- Opening Delimiter -

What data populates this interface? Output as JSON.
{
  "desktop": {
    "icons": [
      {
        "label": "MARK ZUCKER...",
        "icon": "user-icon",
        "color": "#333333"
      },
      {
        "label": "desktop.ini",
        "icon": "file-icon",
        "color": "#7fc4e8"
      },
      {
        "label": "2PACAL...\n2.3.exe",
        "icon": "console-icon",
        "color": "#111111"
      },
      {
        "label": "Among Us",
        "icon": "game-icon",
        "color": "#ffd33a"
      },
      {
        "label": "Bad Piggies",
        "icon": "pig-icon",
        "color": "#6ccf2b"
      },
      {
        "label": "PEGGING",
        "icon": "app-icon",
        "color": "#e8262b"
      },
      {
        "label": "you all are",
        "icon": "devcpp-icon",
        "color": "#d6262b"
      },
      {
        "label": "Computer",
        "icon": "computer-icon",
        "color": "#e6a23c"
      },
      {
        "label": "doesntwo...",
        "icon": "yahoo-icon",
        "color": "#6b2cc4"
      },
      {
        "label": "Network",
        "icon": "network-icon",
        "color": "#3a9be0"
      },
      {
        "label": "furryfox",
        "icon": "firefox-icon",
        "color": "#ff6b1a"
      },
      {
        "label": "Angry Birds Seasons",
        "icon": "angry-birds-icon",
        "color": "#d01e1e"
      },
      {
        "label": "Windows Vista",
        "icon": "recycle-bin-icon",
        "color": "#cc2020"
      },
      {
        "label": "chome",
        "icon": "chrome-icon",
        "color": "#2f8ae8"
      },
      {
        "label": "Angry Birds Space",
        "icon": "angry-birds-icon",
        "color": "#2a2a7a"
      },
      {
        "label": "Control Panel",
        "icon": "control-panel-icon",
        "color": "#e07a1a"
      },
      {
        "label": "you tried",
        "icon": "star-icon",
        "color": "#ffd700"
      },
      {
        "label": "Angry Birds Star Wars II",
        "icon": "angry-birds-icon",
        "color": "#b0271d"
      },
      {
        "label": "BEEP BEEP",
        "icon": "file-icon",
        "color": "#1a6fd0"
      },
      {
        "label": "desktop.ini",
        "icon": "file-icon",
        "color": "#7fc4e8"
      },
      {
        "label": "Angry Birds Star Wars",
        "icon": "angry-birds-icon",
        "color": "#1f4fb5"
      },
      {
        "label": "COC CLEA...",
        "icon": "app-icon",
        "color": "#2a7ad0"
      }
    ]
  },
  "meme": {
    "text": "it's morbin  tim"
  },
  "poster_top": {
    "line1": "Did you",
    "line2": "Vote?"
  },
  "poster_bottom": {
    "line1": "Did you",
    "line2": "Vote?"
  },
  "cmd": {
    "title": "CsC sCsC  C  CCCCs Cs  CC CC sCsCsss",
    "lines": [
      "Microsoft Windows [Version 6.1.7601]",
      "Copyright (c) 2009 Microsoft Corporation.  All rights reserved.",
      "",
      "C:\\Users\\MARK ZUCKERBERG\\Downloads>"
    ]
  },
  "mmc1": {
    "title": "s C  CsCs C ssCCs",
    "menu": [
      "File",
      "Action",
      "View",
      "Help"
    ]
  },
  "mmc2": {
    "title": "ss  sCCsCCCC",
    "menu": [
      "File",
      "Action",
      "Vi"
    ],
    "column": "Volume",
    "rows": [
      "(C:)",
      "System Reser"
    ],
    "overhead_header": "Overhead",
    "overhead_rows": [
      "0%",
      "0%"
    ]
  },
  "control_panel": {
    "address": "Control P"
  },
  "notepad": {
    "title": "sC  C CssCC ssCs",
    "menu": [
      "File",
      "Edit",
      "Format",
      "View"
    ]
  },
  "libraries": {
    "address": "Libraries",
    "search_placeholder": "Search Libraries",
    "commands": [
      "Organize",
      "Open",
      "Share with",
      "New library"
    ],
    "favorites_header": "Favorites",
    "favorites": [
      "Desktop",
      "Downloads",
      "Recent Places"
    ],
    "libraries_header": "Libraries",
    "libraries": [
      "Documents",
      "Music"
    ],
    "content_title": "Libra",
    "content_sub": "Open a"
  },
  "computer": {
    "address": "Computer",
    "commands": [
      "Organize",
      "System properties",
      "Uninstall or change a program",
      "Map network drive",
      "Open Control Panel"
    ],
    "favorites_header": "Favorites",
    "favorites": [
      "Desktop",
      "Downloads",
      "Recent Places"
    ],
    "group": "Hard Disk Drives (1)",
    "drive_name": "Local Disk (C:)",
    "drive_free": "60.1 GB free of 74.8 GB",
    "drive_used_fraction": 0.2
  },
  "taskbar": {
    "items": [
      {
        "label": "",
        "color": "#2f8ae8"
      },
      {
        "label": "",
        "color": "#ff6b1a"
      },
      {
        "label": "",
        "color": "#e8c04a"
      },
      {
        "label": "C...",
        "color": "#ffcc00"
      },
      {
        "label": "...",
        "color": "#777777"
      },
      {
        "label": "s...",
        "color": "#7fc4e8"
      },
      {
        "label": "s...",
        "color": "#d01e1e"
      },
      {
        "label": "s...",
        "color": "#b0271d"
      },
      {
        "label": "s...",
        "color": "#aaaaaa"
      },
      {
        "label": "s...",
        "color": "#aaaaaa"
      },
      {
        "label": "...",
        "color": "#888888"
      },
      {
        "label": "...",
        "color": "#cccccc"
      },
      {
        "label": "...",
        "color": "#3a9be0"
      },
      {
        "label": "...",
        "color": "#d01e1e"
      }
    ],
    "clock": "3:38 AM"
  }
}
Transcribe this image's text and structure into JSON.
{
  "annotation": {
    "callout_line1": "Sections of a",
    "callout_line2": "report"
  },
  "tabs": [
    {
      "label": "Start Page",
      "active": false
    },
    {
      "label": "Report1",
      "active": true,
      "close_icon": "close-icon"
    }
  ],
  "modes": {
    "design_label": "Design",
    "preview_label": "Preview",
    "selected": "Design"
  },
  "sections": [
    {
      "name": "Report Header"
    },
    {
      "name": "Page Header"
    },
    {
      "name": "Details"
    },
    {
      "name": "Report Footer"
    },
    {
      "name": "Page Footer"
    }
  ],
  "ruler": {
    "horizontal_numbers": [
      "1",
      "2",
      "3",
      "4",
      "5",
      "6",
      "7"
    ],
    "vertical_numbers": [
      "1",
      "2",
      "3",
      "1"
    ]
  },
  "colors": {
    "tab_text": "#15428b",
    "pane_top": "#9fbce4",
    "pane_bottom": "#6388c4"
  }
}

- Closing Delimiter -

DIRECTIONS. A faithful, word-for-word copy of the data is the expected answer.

REPLY TO THE EXERCISE.
What data populates this interface? Output as JSON.
{
  "desktop": {
    "icons": [
      {
        "label": "MARK ZUCKER...",
        "icon": "user-icon",
        "color": "#333333"
      },
      {
        "label": "desktop.ini",
        "icon": "file-icon",
        "color": "#7fc4e8"
      },
      {
        "label": "2PACAL...\n2.3.exe",
        "icon": "console-icon",
        "color": "#111111"
      },
      {
        "label": "Among Us",
        "icon": "game-icon",
        "color": "#ffd33a"
      },
      {
        "label": "Bad Piggies",
        "icon": "pig-icon",
        "color": "#6ccf2b"
      },
      {
        "label": "PEGGING",
        "icon": "app-icon",
        "color": "#e8262b"
      },
      {
        "label": "you all are",
        "icon": "devcpp-icon",
        "color": "#d6262b"
      },
      {
        "label": "Computer",
        "icon": "computer-icon",
        "color": "#e6a23c"
      },
      {
        "label": "doesntwo...",
        "icon": "yahoo-icon",
        "color": "#6b2cc4"
      },
      {
        "label": "Network",
        "icon": "network-icon",
        "color": "#3a9be0"
      },
      {
        "label": "furryfox",
        "icon": "firefox-icon",
        "color": "#ff6b1a"
      },
      {
        "label": "Angry Birds Seasons",
        "icon": "angry-birds-icon",
        "color": "#d01e1e"
      },
      {
        "label": "Windows Vista",
        "icon": "recycle-bin-icon",
        "color": "#cc2020"
      },
      {
        "label": "chome",
        "icon": "chrome-icon",
        "color": "#2f8ae8"
      },
      {
        "label": "Angry Birds Space",
        "icon": "angry-birds-icon",
        "color": "#2a2a7a"
      },
      {
        "label": "Control Panel",
        "icon": "control-panel-icon",
        "color": "#e07a1a"
      },
      {
        "label": "you tried",
        "icon": "star-icon",
        "color": "#ffd700"
      },
      {
        "label": "Angry Birds Star Wars II",
        "icon": "angry-birds-icon",
        "color": "#b0271d"
      },
      {
        "label": "BEEP BEEP",
        "icon": "file-icon",
        "color": "#1a6fd0"
      },
      {
        "label": "desktop.ini",
        "icon": "file-icon",
        "color": "#7fc4e8"
      },
      {
        "label": "Angry Birds Star Wars",
        "icon": "angry-birds-icon",
        "color": "#1f4fb5"
      },
      {
        "label": "COC CLEA...",
        "icon": "app-icon",
        "color": "#2a7ad0"
      }
    ]
  },
  "meme": {
    "text": "it's morbin  tim"
  },
  "poster_top": {
    "line1": "Did you",
    "line2": "Vote?"
  },
  "poster_bottom": {
    "line1": "Did you",
    "line2": "Vote?"
  },
  "cmd": {
    "title": "CsC sCsC  C  CCCCs Cs  CC CC sCsCsss",
    "lines": [
      "Microsoft Windows [Version 6.1.7601]",
      "Copyright (c) 2009 Microsoft Corporation.  All rights reserved.",
      "",
      "C:\\Users\\MARK ZUCKERBERG\\Downloads>"
    ]
  },
  "mmc1": {
    "title": "s C  CsCs C ssCCs",
    "menu": [
      "File",
      "Action",
      "View",
      "Help"
    ]
  },
  "mmc2": {
    "title": "ss  sCCsCCCC",
    "menu": [
      "File",
      "Action",
      "Vi"
    ],
    "column": "Volume",
    "rows": [
      "(C:)",
      "System Reser"
    ],
    "overhead_header": "Overhead",
    "overhead_rows": [
      "0%",
      "0%"
    ]
  },
  "control_panel": {
    "address": "Control P"
  },
  "notepad": {
    "title": "sC  C CssCC ssCs",
    "menu": [
      "File",
      "Edit",
      "Format",
      "View"
    ]
  },
  "libraries": {
    "address": "Libraries",
    "search_placeholder": "Search Libraries",
    "commands": [
      "Organize",
      "Open",
      "Share with",
      "New library"
    ],
    "favorites_header": "Favorites",
    "favorites": [
      "Desktop",
      "Downloads",
      "Recent Places"
    ],
    "libraries_header": "Libraries",
    "libraries": [
      "Documents",
      "Music"
    ],
    "content_title": "Libra",
    "content_sub": "Open a"
  },
  "computer": {
    "address": "Computer",
    "commands": [
      "Organize",
      "System properties",
      "Uninstall or change a program",
      "Map network drive",
      "Open Control Panel"
    ],
    "favorites_header": "Favorites",
    "favorites": [
      "Desktop",
      "Downloads",
      "Recent Places"
    ],
    "group": "Hard Disk Drives (1)",
    "drive_name": "Local Disk (C:)",
    "drive_free": "60.1 GB free of 74.8 GB",
    "drive_used_fraction": 0.2
  },
  "taskbar": {
    "items": [
      {
        "label": "",
        "color": "#2f8ae8"
      },
      {
        "label": "",
        "color": "#ff6b1a"
      },
      {
        "label": "",
        "color": "#e8c04a"
      },
      {
        "label": "C...",
        "color": "#ffcc00"
      },
      {
        "label": "...",
        "color": "#777777"
      },
      {
        "label": "s...",
        "color": "#7fc4e8"
      },
      {
        "label": "s...",
        "color": "#d01e1e"
      },
      {
        "label": "s...",
        "color": "#b0271d"
      },
      {
        "label": "s...",
        "color": "#aaaaaa"
      },
      {
        "label": "s...",
        "color": "#aaaaaa"
      },
      {
        "label": "...",
        "color": "#888888"
      },
      {
        "label": "...",
        "color": "#cccccc"
      },
      {
        "label": "...",
        "color": "#3a9be0"
      },
      {
        "label": "...",
        "color": "#d01e1e"
      }
    ],
    "clock": "3:38 AM"
  }
}
Transcribe this image's text and structure into JSON.
{
  "annotation": {
    "callout_line1": "Sections of a",
    "callout_line2": "report"
  },
  "tabs": [
    {
      "label": "Start Page",
      "active": false
    },
    {
      "label": "Report1",
      "active": true,
      "close_icon": "close-icon"
    }
  ],
  "modes": {
    "design_label": "Design",
    "preview_label": "Preview",
    "selected": "Design"
  },
  "sections": [
    {
      "name": "Report Header"
    },
    {
      "name": "Page Header"
    },
    {
      "name": "Details"
    },
    {
      "name": "Report Footer"
    },
    {
      "name": "Page Footer"
    }
  ],
  "ruler": {
    "horizontal_numbers": [
      "1",
      "2",
      "3",
      "4",
      "5",
      "6",
      "7"
    ],
    "vertical_numbers": [
      "1",
      "2",
      "3",
      "1"
    ]
  },
  "colors": {
    "tab_text": "#15428b",
    "pane_top": "#9fbce4",
    "pane_bottom": "#6388c4"
  }
}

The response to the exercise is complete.